The Seal of the Commonwealth of Virginia shows Virtue, spear in hand, with her foot on the prostrate form of Tyranny, whose crown lies nearby.[2]  In one sense, this singular image of Virtue conquering Tyranny may justly sum up Jefferson’s political convictions. Not only does this theme reverberate in the life and writings of each author cited by him for the principles of the Declaration, but it is also recurrent in Jefferson’s own life. From his Summary View of the Rights of British America (1774), to the Declaration of Independence (1776), to his Notes on the State of Virginia (1785), and finally to his Statute for Religious Freedom (1786), Jefferson dedicated his public service to overcoming all forms of tyranny in government, church and state, through a constant appeal to moral principles and natural rights. From the Summary View, representing the sentiments of  “a free people claiming their rights, as derived from the laws of nature” … he states that, “History has informed us that bodies of men, as well as individuals, are susceptible of the spirit of tyranny, [and states that] the whole art of government consists in the art of being honest.” From the Statute for Religious Freedom, “Whereas Almighty God hath created the mind free; that all attempts to influence it by temporal punishment or burdens, or by civil incapacitations …are a departure from the plan of the Holy author of our religion.”  Lastly, in what may be deemed to be his personal motto, he stated, “for I have sworn upon the altar of god eternal hostility against every form of tyranny over the mind of man.”[3]
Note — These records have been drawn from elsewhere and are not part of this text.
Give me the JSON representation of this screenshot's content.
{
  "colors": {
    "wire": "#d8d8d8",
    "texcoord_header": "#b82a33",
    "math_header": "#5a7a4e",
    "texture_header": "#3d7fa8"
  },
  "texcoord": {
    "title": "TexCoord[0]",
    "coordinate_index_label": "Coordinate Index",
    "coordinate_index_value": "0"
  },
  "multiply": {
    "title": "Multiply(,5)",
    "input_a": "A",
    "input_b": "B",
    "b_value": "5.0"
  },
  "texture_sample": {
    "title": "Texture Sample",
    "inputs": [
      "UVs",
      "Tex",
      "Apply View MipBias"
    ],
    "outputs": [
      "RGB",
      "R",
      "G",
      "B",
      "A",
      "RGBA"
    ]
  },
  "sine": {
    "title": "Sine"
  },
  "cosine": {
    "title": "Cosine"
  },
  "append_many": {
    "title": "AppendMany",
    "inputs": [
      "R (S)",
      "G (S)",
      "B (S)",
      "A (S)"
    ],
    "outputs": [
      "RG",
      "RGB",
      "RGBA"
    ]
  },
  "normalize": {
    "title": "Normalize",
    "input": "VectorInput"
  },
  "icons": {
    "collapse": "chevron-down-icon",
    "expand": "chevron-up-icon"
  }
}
[1] Marvin Olasky, Fighting for Liberty and Virtue (Regnery Publishing, Washington D.C., 1996) p. 142.
[2] The Seal was planned by George Mason and designed by George Wythe. See Kate Mason Rowland, The Life of George Mason, 1725-1792 (G.P. Putnam's Sons, 1892) pp. 264–26.
[3] Thomas Jefferson to Dr. Benjamin Rush, September 23, 1800, ME 10:175.